If the coins weren’t used to buy off the Vikings, their presence is a mystery: Biskupiec was uninhabited at the time and Prussian tribes in the region used Arab coins.
Charles the Bald paid 7,000 livres, or more than five tons of silver and gold, to the Vikings for them to not sack Paris, Bogucki told Live Science, and it’s possible the coins found in Biskupiec were part of that ransom.
‘The functioning of the settlement in Truso and the related activity of the Vikings is currently the most reliable clue indicating how the treasure reached the territory of ancient Prussia,’ Lead archaeologist Łukasz Szczepański told Science in Poland.
Carolingian king Charles the Bald (pictured) reportedly paid the Vikings 7,000 livres, or more than five tons of silver and gold, to not sack Paris in the 9th century
‘In the 9th century, we see a clear increase in the threat posed by the Vikings taking part in the invasions of Western Europe,’ Szczepański added.
The siege of Paris in 845 was the culmination of a Viking invasion of West Francia, he noted.
The treasure was found in the Drwęca River basin, according to Science in Poland, which lead to the mouth of the Vistula River, where Truso is located.

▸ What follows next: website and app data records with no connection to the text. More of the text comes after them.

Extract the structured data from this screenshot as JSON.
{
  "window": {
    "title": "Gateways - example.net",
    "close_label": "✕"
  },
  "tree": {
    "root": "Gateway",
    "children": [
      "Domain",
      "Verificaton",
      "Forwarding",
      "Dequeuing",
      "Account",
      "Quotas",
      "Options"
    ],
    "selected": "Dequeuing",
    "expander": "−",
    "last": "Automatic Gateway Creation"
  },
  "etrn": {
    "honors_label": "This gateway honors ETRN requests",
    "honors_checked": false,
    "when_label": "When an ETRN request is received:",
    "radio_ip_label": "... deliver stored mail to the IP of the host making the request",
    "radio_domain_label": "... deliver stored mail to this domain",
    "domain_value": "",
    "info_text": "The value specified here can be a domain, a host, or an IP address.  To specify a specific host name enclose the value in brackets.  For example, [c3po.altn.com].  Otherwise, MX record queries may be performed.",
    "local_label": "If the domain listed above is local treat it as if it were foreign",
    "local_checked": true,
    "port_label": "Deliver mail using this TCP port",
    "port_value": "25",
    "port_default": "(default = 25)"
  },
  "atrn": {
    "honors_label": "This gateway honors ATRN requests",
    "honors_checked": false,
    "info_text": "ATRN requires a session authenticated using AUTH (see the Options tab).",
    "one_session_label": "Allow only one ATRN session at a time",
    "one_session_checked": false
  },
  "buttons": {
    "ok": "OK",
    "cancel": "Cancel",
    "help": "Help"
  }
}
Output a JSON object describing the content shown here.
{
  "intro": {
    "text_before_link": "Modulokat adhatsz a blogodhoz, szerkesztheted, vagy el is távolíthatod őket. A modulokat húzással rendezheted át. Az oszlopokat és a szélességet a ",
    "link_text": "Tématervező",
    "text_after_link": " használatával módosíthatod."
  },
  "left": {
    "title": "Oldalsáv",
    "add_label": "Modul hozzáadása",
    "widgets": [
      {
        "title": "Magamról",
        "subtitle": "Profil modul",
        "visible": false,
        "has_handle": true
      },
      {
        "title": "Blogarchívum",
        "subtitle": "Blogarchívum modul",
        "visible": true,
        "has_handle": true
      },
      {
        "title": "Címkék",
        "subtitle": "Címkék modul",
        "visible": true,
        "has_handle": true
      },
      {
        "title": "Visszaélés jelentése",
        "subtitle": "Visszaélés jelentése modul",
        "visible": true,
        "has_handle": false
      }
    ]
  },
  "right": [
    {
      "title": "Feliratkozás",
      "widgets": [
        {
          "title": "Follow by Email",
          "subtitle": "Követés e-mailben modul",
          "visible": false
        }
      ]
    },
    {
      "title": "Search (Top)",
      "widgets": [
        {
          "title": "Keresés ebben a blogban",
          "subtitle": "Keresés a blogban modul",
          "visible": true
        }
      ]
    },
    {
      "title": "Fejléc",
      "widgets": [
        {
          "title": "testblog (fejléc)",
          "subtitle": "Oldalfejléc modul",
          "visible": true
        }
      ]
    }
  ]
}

It’s possible the location was a drop site intended for the invaders to pick up the hoard, but for whatever reason the deal was never closed.
While the coins are clearly Carolingian, there’s little to show precisely where they were minted.
Boguki hopes to discern more of their origins by studying the shapes of the letters in their Latin inscriptions and other characteristics.